And then I got older, and fell into an age where board games weren’t as “cool.” I switched my primary indoor activity to video games, exchanging Connect 4 with N64 and hanging out with Mario instead of my folks. But here’s the thing – I never completely ignored my penchant for board games either. I always secretly wished that when my friends came over we could all sit around a table and play a game of Risk, and while that would happen every once in a while it was always the exception rather than the norm.

Then, the craziest and most unexpected thing happened: board games became cool again. Games like Settlers of Catan, Apples to Apples (or Cards Against Humanity for the adult-minded), and Pandemic hit stores, and suddenly high school and college kids everywhere started going back to their roots. Now I am able to proudly display my board games in my apartment, and when people ask me how many Monopoly boards I currently own (the answer is 12) it starts up a conversation about all the cool new games out there and how well they are tailored towards the 20-somethings of the world. I’m part of three separate groups of friends that have “board game night” once a week. Last week I taught my roommates how to play Ticket to Ride (a game which I will talk about more in my next post) and we sat around our family room drinking a few beers and chatting while we played well into the night. Board games becoming popular again has completely changed how the youth of the world interact, and it’s a beautiful thing.

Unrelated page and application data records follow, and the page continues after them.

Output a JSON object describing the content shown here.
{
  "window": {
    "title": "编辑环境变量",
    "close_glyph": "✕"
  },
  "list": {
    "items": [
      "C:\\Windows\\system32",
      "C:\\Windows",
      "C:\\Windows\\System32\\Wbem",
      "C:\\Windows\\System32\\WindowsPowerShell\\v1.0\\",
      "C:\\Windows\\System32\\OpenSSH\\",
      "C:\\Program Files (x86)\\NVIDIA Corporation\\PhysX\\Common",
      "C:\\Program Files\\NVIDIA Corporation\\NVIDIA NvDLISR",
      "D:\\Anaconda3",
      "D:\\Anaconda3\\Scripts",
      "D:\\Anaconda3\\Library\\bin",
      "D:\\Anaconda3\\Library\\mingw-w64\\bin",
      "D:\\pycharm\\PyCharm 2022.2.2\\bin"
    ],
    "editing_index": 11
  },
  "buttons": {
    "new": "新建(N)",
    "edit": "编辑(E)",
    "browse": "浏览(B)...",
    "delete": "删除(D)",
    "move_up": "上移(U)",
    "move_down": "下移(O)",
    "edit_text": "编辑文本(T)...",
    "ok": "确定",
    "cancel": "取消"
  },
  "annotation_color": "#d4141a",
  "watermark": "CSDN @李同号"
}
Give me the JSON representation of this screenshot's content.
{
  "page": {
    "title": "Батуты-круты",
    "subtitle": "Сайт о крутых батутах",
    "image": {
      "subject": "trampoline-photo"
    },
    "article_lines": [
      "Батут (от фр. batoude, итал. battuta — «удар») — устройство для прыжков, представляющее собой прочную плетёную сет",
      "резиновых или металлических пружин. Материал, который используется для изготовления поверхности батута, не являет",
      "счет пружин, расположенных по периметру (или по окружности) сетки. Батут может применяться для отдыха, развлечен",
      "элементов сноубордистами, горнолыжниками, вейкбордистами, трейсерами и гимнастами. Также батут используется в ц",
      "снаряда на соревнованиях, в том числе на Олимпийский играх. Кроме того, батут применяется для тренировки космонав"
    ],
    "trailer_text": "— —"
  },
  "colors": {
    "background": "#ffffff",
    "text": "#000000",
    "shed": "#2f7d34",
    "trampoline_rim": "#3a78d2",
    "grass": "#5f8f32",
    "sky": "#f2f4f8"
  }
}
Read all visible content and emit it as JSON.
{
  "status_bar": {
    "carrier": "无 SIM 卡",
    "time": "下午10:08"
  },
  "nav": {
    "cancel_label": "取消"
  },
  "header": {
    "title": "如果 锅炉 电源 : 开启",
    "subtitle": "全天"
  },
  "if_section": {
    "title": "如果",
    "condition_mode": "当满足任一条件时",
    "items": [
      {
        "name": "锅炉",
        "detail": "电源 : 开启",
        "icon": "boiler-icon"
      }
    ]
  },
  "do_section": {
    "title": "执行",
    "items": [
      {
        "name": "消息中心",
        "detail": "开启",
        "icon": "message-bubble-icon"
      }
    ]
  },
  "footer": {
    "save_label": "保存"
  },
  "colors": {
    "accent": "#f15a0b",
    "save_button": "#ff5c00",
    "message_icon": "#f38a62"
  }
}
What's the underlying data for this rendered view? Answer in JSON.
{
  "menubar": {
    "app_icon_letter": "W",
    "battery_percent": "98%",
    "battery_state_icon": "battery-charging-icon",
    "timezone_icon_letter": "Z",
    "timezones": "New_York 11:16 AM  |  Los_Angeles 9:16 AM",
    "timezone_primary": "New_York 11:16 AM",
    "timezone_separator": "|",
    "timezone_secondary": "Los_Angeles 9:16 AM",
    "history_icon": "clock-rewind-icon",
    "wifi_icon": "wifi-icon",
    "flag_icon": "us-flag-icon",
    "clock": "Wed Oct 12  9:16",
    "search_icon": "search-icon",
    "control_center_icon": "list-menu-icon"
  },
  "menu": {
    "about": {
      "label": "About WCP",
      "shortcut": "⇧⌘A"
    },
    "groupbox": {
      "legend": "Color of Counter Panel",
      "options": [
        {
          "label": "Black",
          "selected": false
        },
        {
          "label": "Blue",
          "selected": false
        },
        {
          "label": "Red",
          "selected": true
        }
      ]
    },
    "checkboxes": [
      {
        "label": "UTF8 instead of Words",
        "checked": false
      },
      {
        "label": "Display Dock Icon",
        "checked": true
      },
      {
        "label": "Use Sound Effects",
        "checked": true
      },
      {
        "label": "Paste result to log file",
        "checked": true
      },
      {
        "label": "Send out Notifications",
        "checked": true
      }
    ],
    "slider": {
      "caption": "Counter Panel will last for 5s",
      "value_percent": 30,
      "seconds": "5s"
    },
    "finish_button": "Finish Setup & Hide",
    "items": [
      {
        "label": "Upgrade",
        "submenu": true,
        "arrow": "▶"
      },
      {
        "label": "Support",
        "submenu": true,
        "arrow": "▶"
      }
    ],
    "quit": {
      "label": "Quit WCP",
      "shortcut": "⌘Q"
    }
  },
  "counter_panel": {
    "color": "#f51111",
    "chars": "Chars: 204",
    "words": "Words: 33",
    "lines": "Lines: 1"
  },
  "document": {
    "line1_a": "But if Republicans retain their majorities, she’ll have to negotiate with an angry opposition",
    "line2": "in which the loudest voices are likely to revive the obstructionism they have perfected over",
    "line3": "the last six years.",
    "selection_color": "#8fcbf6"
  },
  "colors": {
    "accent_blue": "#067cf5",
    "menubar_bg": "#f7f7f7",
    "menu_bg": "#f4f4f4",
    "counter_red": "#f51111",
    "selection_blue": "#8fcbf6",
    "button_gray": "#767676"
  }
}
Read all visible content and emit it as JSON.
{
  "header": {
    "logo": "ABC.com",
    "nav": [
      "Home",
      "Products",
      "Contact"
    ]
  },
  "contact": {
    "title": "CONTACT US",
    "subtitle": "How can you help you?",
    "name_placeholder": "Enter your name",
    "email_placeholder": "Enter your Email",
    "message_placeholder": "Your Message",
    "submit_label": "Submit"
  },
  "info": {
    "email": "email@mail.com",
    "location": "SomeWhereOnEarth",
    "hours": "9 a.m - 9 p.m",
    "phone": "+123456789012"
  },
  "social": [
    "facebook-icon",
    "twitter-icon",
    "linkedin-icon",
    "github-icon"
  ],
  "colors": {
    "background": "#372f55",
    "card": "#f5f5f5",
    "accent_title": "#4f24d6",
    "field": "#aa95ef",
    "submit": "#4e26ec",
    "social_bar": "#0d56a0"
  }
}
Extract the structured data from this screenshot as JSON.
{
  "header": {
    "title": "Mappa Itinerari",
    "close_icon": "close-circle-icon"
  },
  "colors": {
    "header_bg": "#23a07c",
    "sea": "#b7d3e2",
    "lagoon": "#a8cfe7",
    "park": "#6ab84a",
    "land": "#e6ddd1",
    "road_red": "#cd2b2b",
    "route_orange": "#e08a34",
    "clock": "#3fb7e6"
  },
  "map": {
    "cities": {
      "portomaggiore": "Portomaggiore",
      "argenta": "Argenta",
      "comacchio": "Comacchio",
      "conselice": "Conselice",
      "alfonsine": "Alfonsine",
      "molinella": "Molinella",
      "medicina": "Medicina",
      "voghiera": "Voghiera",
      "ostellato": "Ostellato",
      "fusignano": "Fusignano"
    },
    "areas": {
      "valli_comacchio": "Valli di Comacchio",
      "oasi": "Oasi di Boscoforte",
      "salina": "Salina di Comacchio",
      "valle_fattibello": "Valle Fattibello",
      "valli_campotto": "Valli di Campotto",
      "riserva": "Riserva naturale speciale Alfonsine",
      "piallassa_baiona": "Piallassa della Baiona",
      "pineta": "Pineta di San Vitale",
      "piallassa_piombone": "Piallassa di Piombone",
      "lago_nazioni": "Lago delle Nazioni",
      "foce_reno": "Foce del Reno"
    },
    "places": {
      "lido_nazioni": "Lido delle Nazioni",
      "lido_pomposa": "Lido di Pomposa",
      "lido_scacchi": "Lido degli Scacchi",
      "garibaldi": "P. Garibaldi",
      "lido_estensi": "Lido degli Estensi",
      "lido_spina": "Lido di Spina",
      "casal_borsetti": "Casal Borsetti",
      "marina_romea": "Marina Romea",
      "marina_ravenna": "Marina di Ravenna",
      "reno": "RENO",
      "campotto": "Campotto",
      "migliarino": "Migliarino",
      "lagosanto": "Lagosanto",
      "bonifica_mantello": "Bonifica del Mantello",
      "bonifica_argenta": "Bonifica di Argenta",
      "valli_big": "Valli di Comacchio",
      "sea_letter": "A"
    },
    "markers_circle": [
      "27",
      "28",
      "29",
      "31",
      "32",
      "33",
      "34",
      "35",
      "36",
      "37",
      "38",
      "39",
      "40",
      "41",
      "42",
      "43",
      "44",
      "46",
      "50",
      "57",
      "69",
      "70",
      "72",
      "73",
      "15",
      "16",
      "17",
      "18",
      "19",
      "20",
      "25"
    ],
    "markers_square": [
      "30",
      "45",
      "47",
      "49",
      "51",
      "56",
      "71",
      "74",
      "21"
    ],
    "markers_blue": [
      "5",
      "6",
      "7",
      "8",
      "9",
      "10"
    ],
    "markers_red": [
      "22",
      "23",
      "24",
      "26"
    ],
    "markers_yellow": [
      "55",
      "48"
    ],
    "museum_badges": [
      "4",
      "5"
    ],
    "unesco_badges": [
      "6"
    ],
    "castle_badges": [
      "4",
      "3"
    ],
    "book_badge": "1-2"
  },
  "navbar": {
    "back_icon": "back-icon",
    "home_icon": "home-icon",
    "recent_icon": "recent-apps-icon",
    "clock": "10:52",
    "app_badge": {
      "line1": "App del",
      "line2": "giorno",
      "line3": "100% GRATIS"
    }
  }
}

My name is Jack Dixon, and I’m a board game enthusiast. And saying yes to board games has provided me with endless joy and excitement. I hope that you get a chance do the same.